Tesla mocked on Times Square billboards by Chinese firm

Tesla mocked on Times Square billboards

Typically, unhappy Tesla owners express their dissatisfaction with their vehicles via YouTube videos, message board posts, and angry tweets. Chinese ridesharing company Shenma Zhuanche has taken a different, slightly more bombastic approach. The firm put billboards in Times Square criticizing the automaker for the poor quality of its cars last month.

Shenma Zhuanche launched the publicity stunt to address the problems it’s had with its 278 Teslas. The company alleges 20 percent of its American cars encountered electromechanical problems. The corporation further states extended repair times left that portion of its fleet inoperative for the equivalent of 40 days.

Nearly $1 Million in Lost Revenue

The Chinese organization also claims Tesla’s customer service wasn’t very good either. Despite being a large, longtime client, the firm says the electric vehicle maker was slow to respond to complaints or offer solutions. Consequently, the service is demanding the manufacturer compensate it for its $965,000 in lost revenue.

The aggrieved ridesharing company got the idea to publicly shame Tesla from a recent Oscar-winning movie. In the 2017 film “Three Billboards Outside Ebbing, Missouri,” Mildred Hayes (Francis McDormand) erects a series of billboards to shame local law enforcement into prioritizing her daughter’s murder case.

Shenma Zhuanche’s electronic billboards strongly urged Tesla to fix the malfunctioning cars, pay the company for its troubles and admit its culpability. Unfortunately, its clever advertising campaign was not public for very long. Quartz reports the firm’s messages were taken down a half hour after going up without explanation.

So far, the automaker has yet to respond to Shenma’s accusations.

Big Talk, Weak Performance

Funnily enough, being publicly criticized by a former customer was not the worst thing to happen to Tesla last month. On April 3, the firm announced its Q1 2019 financial performance missed analyst expectations.

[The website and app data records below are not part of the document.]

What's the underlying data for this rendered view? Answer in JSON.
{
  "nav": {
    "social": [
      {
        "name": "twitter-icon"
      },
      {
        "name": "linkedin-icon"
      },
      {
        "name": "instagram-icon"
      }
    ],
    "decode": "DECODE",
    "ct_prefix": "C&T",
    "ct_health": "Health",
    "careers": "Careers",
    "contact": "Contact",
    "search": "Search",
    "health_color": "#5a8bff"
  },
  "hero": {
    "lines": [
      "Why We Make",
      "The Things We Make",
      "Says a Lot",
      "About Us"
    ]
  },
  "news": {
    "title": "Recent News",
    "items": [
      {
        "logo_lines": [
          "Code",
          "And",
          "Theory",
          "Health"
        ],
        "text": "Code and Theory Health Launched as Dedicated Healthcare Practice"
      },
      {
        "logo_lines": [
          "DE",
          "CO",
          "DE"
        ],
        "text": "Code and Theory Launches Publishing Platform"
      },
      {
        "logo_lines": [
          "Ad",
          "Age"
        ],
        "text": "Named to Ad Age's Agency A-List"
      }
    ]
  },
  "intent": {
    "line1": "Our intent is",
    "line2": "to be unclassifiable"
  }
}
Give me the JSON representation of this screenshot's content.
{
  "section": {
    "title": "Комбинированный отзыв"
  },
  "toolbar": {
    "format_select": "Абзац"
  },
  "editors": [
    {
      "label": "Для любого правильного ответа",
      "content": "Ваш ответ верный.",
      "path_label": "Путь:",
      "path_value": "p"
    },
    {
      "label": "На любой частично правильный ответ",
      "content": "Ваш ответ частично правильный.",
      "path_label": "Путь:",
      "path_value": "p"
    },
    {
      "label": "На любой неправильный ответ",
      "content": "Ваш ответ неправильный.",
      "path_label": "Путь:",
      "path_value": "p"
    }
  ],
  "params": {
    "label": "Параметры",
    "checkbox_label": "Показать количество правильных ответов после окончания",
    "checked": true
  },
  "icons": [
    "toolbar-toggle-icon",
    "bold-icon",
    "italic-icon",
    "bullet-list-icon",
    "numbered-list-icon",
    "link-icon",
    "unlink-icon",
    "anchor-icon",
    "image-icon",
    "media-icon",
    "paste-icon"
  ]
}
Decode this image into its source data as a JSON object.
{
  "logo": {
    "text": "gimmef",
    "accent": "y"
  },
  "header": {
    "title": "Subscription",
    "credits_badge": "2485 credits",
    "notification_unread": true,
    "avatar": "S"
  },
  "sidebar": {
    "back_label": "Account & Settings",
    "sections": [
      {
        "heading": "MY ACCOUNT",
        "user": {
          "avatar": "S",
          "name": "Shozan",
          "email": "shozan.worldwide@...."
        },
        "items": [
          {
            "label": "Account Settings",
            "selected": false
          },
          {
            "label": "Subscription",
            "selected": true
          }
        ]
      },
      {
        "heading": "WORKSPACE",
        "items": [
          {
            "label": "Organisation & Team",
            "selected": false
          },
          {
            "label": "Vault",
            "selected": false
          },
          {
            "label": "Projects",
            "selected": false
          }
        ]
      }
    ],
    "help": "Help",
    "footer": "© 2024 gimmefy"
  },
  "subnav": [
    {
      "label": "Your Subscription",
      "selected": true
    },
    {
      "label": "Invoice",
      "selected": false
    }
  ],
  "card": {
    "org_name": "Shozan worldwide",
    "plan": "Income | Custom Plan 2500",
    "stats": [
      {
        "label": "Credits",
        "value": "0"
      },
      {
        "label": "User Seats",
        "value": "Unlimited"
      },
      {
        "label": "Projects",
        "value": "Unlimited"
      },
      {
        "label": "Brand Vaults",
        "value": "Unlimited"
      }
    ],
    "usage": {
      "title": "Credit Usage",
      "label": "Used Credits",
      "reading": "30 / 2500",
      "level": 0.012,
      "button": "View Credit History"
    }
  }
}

The California-based company tried to rally by holding an investor event touting the superiority of its autonomous driving systems. Unfortunately, CEO Elon Musk used the occasion to bash former partner Nvidia.

The executive claimed Tesla’s new in-house semiconductors were better than those made by the market-leading chip manufacturer. In response, Nvidia ruthlessly debunked Musk’s assertions that his firm was the world’s best component company.

The automotive concern also had to deal with an explosive product malfunction in China last week. Inexplicably, one of the company’s Model S roadsters burst into flames while sitting in a Shanghai parking garage. Notably, the Chinese meltdown represents the 14th time a Tesla vehicle has suddenly caught fire.

The brand’s recent financial underperformance, technical issues, and poor management have greatly displeased Wall Street. In late April, the corporation’s stock hit its lowest level since January 2017. Furthermore, analysts from investment firms like Evercore have publicly advised traders to sell their stock in the electric vehicle producer.

A New Lawsuit

As bad as the organization’s April was, it’s May isn’t looking much better. On Wednesday, the family of a Model X owner who died while using his car’s self-driving program filed a lawsuit against Tesla. Walter Huang’s widow, Sevonne, claims the luxury sedan’s design was defective and led to her husband’s untimely death.

Huang’s lawsuit will likely further reduce the brand’s market capitalization. Recently, Musk bragged that Tesla’s autonomous operation systems were so good, it would be launching a robo-taxi service in 2020. Given recent events, the brand’s expansion in ridesharing should be put on hold.